Each act ended beautifully, emphasising Supple's eye for visual images that resound with an audience long after they've left the theatre. The first half closed with the banished Duke's camp lit only by firelight and Jaques reciting his speech on the seven ages of man. As he reached the seventh age, Adam was brought in, and Jaques aimed his closing comments at the dying man in Orlando's arms, in an uncomfortable reminder of mortality. By contrast, the second half closed with the four weddings, all drawn from a different cultural tradition (downing a glass of alcohol; tying hands together; jumping over a stick; exchanging garlands etc.) . This harmonious display provided a fittingly comfortable end that showed the displaced immigrants settled safely.

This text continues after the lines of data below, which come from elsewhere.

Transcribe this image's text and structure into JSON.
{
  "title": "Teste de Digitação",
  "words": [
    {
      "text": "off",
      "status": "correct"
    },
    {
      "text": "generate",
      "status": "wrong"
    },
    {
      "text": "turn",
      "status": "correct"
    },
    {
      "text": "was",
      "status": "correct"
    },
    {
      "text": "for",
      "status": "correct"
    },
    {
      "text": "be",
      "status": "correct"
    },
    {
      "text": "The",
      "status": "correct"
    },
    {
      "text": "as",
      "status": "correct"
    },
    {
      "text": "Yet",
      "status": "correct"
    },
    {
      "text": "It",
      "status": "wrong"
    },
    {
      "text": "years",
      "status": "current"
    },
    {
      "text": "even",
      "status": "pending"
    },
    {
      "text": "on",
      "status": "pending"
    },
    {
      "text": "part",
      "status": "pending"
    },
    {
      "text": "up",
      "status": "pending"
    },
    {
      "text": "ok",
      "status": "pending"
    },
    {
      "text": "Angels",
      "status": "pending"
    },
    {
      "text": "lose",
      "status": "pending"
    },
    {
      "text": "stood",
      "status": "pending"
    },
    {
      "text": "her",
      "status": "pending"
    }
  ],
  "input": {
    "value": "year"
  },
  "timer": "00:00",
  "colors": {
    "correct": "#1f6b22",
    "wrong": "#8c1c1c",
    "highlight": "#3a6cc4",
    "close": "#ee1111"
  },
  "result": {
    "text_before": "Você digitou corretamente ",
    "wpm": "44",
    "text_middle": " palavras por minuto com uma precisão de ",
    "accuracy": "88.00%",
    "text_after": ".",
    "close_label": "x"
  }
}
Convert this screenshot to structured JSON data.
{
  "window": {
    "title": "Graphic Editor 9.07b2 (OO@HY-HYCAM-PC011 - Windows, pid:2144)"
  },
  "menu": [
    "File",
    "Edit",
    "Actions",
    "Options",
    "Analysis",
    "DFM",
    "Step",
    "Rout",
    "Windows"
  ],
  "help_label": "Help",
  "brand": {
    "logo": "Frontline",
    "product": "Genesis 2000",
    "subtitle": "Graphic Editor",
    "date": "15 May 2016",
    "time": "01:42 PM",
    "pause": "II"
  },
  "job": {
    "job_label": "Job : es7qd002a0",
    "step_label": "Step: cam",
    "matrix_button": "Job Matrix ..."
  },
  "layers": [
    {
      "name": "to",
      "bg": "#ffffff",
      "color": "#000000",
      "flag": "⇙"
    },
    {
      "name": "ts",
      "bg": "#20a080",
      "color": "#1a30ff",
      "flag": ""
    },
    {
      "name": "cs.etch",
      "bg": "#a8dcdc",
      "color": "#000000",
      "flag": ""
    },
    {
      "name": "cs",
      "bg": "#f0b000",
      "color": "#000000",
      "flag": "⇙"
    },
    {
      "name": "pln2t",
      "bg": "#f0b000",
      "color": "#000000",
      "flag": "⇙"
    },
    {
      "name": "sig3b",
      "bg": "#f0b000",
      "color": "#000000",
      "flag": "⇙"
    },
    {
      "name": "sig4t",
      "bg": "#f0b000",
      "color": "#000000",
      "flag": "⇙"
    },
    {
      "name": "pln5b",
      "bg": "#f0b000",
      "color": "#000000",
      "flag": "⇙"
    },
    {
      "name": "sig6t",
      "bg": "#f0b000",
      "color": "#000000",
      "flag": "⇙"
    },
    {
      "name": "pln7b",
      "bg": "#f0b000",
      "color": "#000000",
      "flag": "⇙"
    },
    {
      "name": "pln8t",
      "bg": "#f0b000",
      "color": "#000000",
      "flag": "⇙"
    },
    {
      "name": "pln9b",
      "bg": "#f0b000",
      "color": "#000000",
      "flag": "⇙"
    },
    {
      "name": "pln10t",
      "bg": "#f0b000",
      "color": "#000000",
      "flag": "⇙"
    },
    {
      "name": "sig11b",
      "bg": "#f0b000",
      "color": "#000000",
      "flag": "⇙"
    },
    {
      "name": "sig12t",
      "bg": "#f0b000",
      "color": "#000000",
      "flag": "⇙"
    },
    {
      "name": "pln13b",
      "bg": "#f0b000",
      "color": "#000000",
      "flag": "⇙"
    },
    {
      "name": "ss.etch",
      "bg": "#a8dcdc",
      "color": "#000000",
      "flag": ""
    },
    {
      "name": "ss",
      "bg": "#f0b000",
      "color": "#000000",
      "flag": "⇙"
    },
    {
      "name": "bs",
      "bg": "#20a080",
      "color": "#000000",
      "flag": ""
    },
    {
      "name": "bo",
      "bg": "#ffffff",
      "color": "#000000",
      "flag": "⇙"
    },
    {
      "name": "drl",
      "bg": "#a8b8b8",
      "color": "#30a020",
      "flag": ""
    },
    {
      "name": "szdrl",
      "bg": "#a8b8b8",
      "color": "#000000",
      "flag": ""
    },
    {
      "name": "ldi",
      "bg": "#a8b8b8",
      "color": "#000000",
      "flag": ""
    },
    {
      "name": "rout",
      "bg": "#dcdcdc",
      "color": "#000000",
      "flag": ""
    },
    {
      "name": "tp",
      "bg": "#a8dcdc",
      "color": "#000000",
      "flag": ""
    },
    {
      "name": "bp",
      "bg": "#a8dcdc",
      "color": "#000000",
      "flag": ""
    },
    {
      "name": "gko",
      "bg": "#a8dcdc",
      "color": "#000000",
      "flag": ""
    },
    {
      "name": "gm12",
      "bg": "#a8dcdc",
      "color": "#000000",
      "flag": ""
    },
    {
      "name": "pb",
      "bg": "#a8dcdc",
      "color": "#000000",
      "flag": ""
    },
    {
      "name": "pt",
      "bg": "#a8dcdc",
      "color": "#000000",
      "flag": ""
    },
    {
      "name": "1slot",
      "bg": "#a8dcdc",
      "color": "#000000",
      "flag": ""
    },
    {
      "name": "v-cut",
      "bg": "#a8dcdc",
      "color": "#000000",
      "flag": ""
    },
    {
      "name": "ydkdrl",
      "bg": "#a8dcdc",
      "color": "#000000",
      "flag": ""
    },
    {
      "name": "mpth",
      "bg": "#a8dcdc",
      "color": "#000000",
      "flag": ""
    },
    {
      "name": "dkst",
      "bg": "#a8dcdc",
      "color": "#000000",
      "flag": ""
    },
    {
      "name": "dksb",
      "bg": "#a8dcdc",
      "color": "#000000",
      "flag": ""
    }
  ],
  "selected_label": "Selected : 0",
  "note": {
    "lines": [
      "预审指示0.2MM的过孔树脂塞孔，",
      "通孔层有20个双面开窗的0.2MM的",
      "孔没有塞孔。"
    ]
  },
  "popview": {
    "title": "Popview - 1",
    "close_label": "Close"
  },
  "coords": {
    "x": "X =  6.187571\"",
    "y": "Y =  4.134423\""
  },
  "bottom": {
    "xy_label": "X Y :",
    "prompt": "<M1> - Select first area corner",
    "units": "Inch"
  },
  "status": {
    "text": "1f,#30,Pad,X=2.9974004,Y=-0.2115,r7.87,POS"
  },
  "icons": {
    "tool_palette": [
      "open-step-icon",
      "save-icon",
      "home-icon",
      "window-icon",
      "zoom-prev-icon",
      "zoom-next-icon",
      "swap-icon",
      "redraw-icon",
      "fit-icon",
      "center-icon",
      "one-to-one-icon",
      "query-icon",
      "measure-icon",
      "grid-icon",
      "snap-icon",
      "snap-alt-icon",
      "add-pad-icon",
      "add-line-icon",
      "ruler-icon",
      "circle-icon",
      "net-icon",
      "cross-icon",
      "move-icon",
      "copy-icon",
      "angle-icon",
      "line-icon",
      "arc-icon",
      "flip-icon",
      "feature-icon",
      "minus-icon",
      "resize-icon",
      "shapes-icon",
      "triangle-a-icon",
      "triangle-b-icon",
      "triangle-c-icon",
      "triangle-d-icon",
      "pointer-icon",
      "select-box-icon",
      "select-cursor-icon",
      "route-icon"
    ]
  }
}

A beautiful As You Like It (the first really good one I've seen!), and one that successfully addressed contemporary concerns while preserving the pastoral feel.
March 03, 2009
The National are doing a talk entitled Shakespeare Blogged on June 23rd, described thus:
Actor and RSC blogger Nick Asbury joins director and author Simon Reade for a light-hearted look at how Shakespeare the playwright would survive in today’s world of internet scrutiny and arts subsidy.
Nick did the RSC blog for the Histories way back when. Despite the title, sounds like it's not my particular area of Shakespeare blogging, and as the symposium I'm organising is the next morning, it's unlikely I'll be going to this talk. Be fascinated to hear how it is if anyone goes though!